The descent goes more quickly, of course, than the ascent, and soon we’re back in Maiori, where it’s time to pile in the car for the winding drive to Vietri sul Mare, famous for ceramics since Roman times. One artisan has designed a wall of tiles telling of the history of the village, pirate attacks and all. A bit of shopping, a bit of posing, then back to Maiori for lunch by the sea. El Dorado has quickly become a favorite, and although I plan on a healthy salad for lunch, I can not resist the lemon ricotta ravioli. We’ll soon be leaving the coast, and where else would I find such luscious lemon pasta?!
The smoked swordfish and eggplant parmesan is also delicious – as is everything we order. We’re celebrating today – it’s Olga’s birthday, and her daughter has traveled long and far to join us for a few days. More festivities this evening…to be continued-
Friday, July 17, 2015
Amalfi and Positano, Italy
Interested in a Music and Markets Tour? We’d love to hear from you!
How about celebrating Mozart in the matchless city of Bath, England in November?
Our favorite aspect of the Hotel Reginna Palace, headquarters of the festival, is the beautiful pool area and garden, where we enjoy breakfast and dinner each day. Sheltered by lush wisteria vines and lemon trees, the terrace is such an inviting place to start each day. We’re heading for Positano today, and to get there from Maiori, we take a small boat to Amalfi, taking in the views of yesterday’s destination, Ravello, high on a rocky point (that white contemporary hanging on the side is Gore Vidal’s former home), passing adorable little Atrani – one of our favorite authentic Amalfi coast lovelies,
and taking advantage of the hour before our next ferry to walk into Amalfi, bravely crossing the two lane Amalfi Coast Highway in between buses and cars. Amalfi’s relatively quiet this early in the morning, and it’s fun to peek into whitewashed corridors (Arab baths from the 1300s) and note how stairs rise immediately on either side of the one street through town. Friends who’ve rented an apartment here talked of descending 80 plus steps each morning to the bakery, then UP again!

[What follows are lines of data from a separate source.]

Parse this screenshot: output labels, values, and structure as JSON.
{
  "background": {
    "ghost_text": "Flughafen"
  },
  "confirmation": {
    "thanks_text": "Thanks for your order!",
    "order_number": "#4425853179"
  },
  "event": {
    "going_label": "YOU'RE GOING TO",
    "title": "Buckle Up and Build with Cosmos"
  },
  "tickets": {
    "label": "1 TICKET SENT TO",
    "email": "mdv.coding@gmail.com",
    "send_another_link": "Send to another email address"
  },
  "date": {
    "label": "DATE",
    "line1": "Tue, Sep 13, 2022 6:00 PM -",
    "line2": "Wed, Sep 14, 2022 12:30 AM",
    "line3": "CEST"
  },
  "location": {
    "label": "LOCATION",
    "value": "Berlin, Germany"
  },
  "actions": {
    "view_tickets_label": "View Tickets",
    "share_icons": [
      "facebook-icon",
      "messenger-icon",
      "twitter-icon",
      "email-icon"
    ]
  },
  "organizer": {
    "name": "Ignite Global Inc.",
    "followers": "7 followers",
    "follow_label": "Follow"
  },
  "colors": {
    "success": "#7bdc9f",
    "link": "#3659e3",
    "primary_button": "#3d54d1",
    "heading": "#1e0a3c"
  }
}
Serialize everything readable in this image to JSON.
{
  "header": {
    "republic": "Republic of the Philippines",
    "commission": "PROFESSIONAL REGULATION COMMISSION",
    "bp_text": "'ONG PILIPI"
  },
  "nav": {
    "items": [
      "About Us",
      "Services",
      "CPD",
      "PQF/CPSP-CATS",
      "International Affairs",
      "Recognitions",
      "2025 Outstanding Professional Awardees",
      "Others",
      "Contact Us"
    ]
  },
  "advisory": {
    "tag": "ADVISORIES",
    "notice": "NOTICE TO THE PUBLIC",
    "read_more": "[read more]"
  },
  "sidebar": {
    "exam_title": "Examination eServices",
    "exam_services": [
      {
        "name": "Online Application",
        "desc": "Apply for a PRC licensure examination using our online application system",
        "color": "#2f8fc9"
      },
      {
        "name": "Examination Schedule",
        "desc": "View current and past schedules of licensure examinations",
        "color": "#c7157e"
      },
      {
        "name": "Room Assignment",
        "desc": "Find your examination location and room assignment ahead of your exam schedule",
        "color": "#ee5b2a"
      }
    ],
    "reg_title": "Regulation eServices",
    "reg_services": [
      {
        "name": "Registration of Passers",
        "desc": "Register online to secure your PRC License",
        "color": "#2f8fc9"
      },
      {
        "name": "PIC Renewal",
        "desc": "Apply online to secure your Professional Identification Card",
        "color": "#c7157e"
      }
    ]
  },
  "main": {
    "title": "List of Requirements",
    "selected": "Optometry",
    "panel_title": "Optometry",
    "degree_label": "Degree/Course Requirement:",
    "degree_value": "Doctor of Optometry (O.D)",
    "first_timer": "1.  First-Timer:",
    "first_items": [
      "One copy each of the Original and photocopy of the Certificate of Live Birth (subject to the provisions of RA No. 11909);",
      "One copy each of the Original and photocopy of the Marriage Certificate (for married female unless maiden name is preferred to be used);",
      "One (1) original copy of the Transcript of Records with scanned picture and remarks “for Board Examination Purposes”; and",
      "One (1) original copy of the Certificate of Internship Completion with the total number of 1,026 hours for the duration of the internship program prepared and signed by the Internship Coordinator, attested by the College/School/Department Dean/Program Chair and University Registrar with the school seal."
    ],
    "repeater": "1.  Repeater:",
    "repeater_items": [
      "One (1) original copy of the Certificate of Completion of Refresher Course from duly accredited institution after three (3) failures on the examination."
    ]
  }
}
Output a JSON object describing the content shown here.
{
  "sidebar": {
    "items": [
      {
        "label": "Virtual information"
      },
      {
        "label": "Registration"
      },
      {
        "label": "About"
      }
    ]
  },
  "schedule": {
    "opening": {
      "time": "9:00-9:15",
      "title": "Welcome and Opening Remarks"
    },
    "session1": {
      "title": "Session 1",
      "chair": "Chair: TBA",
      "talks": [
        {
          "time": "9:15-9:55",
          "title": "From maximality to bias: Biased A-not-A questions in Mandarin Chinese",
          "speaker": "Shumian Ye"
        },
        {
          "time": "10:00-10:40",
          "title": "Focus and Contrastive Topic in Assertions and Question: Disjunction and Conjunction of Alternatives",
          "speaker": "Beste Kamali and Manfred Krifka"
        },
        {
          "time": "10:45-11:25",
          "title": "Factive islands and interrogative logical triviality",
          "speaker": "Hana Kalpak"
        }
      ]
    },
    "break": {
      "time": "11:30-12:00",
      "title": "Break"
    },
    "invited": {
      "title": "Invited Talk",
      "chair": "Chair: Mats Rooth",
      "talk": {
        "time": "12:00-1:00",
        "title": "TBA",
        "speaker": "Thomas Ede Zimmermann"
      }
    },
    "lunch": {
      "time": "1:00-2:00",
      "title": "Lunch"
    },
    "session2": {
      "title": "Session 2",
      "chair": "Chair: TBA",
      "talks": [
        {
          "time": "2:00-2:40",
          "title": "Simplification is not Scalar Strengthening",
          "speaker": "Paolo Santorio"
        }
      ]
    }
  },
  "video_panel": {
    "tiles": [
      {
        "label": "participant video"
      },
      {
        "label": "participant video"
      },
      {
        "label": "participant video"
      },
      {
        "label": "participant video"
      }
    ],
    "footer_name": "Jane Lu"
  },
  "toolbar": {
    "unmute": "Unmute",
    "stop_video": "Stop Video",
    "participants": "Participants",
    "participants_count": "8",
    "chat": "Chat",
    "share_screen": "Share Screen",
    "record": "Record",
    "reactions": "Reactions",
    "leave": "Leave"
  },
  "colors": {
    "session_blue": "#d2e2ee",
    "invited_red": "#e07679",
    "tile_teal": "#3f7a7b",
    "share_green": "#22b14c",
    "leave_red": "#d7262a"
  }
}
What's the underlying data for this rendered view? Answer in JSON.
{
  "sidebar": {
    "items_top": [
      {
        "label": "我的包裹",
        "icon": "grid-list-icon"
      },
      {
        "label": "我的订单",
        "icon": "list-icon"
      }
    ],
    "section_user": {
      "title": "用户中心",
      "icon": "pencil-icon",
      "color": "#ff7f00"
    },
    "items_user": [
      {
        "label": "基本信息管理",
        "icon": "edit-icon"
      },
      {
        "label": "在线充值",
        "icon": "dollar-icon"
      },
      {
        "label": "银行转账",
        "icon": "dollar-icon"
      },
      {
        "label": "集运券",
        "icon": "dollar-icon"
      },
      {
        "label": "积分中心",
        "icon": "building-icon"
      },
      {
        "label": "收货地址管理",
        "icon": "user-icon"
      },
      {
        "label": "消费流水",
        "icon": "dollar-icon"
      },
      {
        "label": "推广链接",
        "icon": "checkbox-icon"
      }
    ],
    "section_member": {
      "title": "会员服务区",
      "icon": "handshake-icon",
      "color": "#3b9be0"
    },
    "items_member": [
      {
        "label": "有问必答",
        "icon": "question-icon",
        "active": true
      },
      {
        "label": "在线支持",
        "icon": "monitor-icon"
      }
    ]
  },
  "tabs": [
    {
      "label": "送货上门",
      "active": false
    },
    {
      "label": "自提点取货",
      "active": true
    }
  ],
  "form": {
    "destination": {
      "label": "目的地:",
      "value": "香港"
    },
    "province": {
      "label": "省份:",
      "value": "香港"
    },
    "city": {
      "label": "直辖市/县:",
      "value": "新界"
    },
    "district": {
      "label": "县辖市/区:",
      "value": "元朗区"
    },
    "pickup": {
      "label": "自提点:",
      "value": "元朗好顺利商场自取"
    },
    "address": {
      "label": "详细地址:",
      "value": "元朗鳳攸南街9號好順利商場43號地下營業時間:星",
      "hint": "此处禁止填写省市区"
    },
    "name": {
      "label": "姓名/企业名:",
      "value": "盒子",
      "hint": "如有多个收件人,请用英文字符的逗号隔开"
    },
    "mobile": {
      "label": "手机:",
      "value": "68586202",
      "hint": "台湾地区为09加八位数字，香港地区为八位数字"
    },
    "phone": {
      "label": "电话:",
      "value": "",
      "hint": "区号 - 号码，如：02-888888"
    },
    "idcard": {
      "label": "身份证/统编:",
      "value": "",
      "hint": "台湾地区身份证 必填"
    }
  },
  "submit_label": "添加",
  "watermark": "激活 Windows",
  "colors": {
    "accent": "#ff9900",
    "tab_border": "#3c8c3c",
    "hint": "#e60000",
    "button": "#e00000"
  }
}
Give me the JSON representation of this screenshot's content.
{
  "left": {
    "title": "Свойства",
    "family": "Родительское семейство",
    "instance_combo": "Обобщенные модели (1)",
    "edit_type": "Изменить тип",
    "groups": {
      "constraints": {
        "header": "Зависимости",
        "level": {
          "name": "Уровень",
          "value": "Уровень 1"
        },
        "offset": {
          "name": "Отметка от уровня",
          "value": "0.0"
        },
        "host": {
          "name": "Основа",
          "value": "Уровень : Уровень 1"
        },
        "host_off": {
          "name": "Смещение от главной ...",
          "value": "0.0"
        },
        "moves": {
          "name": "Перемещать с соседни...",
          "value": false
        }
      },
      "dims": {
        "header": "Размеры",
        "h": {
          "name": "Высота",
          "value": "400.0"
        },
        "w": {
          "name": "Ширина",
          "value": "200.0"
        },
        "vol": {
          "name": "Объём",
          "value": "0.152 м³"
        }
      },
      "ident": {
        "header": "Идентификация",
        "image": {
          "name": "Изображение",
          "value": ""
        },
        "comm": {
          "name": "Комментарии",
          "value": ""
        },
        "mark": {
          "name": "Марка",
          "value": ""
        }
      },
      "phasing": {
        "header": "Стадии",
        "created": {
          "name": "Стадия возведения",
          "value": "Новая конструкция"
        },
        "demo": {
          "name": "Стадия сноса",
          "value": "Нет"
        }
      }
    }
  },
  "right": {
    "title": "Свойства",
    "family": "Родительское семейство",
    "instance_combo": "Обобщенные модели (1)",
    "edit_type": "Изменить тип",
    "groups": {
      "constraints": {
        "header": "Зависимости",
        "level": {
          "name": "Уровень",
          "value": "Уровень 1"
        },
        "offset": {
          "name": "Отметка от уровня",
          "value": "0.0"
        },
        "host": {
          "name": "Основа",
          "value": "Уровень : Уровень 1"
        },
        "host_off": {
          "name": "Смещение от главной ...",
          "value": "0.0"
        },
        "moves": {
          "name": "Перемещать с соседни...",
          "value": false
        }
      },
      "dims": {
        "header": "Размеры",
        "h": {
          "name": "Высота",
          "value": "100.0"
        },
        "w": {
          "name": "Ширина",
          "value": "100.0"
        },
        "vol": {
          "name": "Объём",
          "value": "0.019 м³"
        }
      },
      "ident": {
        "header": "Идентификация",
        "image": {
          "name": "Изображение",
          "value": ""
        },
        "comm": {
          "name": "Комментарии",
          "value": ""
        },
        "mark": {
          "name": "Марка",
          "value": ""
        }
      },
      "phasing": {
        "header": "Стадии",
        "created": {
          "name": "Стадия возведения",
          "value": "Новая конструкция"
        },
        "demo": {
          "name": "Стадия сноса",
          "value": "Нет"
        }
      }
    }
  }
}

Filling our bottles with cold water from the hills above, we board the larger ferry for the half hour cruise to Positano.Gorgeous sailboats are moored offshore- the eye-catching pastels of the town must be a lovely sight from there – and one yacht even has a water slide off the upper deck – looks like fun!While the ladies started shopping,Kirk bought tart lemon granitas for all from our favorite lady-and-the-boat at the top of Positano’s winding lanes – this is where the Amalfi Coast road comes through Positano, and where the only bus stop is- quite a hike above the shore. Then Kirk doctored the icy treat with his little bottle of limoncello – wow what a taste! Cheers!We’ll consider that treat our aperitif – now on to lunch, along the cliffside path, past the Saracen tower that’s been nicely renovated into a vacation rental. Perched on the cliffside, O Guaracino has our table ready, along with a chilled pitcher of crisp local white, and plenty of cold water (yes, it’s still HOT!)With views from one side to another, friendly, welcoming staff, and the freshest of seafood cooked on an open fire, it’s our favorite Positano restaurant.
And a little more lemon is the perfect finish to our feast.Back to Maiori on our two-ferry trip, and perhaps there’s time for a dip in the pool before dinner?Then a stroll down the Corso to the town hall for tonight’s concert – chamber music under the colorful frescoes.